## Data provided

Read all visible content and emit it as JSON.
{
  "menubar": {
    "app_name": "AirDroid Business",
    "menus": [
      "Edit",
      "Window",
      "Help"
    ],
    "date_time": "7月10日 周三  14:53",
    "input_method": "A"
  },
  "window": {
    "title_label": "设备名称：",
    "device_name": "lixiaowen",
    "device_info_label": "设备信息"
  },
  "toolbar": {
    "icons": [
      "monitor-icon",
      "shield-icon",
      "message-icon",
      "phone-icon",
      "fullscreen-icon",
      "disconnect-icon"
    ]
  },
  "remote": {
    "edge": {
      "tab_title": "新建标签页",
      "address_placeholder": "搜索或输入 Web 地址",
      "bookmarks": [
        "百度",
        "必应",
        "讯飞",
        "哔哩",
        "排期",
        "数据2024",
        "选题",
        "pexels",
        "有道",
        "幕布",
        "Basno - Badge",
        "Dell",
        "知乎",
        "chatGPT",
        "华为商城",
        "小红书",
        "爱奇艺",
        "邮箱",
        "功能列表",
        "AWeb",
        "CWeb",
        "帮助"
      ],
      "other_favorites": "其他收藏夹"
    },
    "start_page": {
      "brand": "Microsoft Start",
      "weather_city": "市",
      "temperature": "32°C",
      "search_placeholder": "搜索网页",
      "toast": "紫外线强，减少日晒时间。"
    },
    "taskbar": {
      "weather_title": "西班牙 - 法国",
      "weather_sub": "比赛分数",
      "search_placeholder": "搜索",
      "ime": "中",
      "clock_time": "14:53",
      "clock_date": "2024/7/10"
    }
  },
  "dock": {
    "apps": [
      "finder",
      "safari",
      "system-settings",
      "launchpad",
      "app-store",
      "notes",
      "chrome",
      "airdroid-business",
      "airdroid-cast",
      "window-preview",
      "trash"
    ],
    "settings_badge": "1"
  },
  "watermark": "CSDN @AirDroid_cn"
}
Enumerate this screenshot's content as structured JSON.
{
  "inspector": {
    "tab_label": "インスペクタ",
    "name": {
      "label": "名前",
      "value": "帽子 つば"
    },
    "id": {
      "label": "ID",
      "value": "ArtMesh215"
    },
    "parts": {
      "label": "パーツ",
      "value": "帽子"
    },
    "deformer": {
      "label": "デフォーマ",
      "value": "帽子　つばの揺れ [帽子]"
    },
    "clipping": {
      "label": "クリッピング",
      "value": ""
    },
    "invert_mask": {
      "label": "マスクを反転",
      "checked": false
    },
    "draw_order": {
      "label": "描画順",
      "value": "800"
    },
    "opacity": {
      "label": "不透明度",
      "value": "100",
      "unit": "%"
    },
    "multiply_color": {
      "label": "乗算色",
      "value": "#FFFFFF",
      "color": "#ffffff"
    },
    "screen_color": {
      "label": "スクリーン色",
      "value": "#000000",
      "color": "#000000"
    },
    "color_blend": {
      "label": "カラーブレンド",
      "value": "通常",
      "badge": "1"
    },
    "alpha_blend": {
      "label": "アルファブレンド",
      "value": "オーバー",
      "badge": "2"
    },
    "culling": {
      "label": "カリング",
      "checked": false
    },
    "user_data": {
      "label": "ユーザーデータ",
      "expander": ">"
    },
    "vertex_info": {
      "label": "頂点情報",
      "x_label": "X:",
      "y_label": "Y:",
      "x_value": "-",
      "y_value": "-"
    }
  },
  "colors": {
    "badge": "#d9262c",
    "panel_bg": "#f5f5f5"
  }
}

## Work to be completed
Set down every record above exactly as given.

## Answer to the problem
Read all visible content and emit it as JSON.
{
  "menubar": {
    "app_name": "AirDroid Business",
    "menus": [
      "Edit",
      "Window",
      "Help"
    ],
    "date_time": "7月10日 周三  14:53",
    "input_method": "A"
  },
  "window": {
    "title_label": "设备名称：",
    "device_name": "lixiaowen",
    "device_info_label": "设备信息"
  },
  "toolbar": {
    "icons": [
      "monitor-icon",
      "shield-icon",
      "message-icon",
      "phone-icon",
      "fullscreen-icon",
      "disconnect-icon"
    ]
  },
  "remote": {
    "edge": {
      "tab_title": "新建标签页",
      "address_placeholder": "搜索或输入 Web 地址",
      "bookmarks": [
        "百度",
        "必应",
        "讯飞",
        "哔哩",
        "排期",
        "数据2024",
        "选题",
        "pexels",
        "有道",
        "幕布",
        "Basno - Badge",
        "Dell",
        "知乎",
        "chatGPT",
        "华为商城",
        "小红书",
        "爱奇艺",
        "邮箱",
        "功能列表",
        "AWeb",
        "CWeb",
        "帮助"
      ],
      "other_favorites": "其他收藏夹"
    },
    "start_page": {
      "brand": "Microsoft Start",
      "weather_city": "市",
      "temperature": "32°C",
      "search_placeholder": "搜索网页",
      "toast": "紫外线强，减少日晒时间。"
    },
    "taskbar": {
      "weather_title": "西班牙 - 法国",
      "weather_sub": "比赛分数",
      "search_placeholder": "搜索",
      "ime": "中",
      "clock_time": "14:53",
      "clock_date": "2024/7/10"
    }
  },
  "dock": {
    "apps": [
      "finder",
      "safari",
      "system-settings",
      "launchpad",
      "app-store",
      "notes",
      "chrome",
      "airdroid-business",
      "airdroid-cast",
      "window-preview",
      "trash"
    ],
    "settings_badge": "1"
  },
  "watermark": "CSDN @AirDroid_cn"
}
Enumerate this screenshot's content as structured JSON.
{
  "inspector": {
    "tab_label": "インスペクタ",
    "name": {
      "label": "名前",
      "value": "帽子 つば"
    },
    "id": {
      "label": "ID",
      "value": "ArtMesh215"
    },
    "parts": {
      "label": "パーツ",
      "value": "帽子"
    },
    "deformer": {
      "label": "デフォーマ",
      "value": "帽子　つばの揺れ [帽子]"
    },
    "clipping": {
      "label": "クリッピング",
      "value": ""
    },
    "invert_mask": {
      "label": "マスクを反転",
      "checked": false
    },
    "draw_order": {
      "label": "描画順",
      "value": "800"
    },
    "opacity": {
      "label": "不透明度",
      "value": "100",
      "unit": "%"
    },
    "multiply_color": {
      "label": "乗算色",
      "value": "#FFFFFF",
      "color": "#ffffff"
    },
    "screen_color": {
      "label": "スクリーン色",
      "value": "#000000",
      "color": "#000000"
    },
    "color_blend": {
      "label": "カラーブレンド",
      "value": "通常",
      "badge": "1"
    },
    "alpha_blend": {
      "label": "アルファブレンド",
      "value": "オーバー",
      "badge": "2"
    },
    "culling": {
      "label": "カリング",
      "checked": false
    },
    "user_data": {
      "label": "ユーザーデータ",
      "expander": ">"
    },
    "vertex_info": {
      "label": "頂点情報",
      "x_label": "X:",
      "y_label": "Y:",
      "x_value": "-",
      "y_value": "-"
    }
  },
  "colors": {
    "badge": "#d9262c",
    "panel_bg": "#f5f5f5"
  }
}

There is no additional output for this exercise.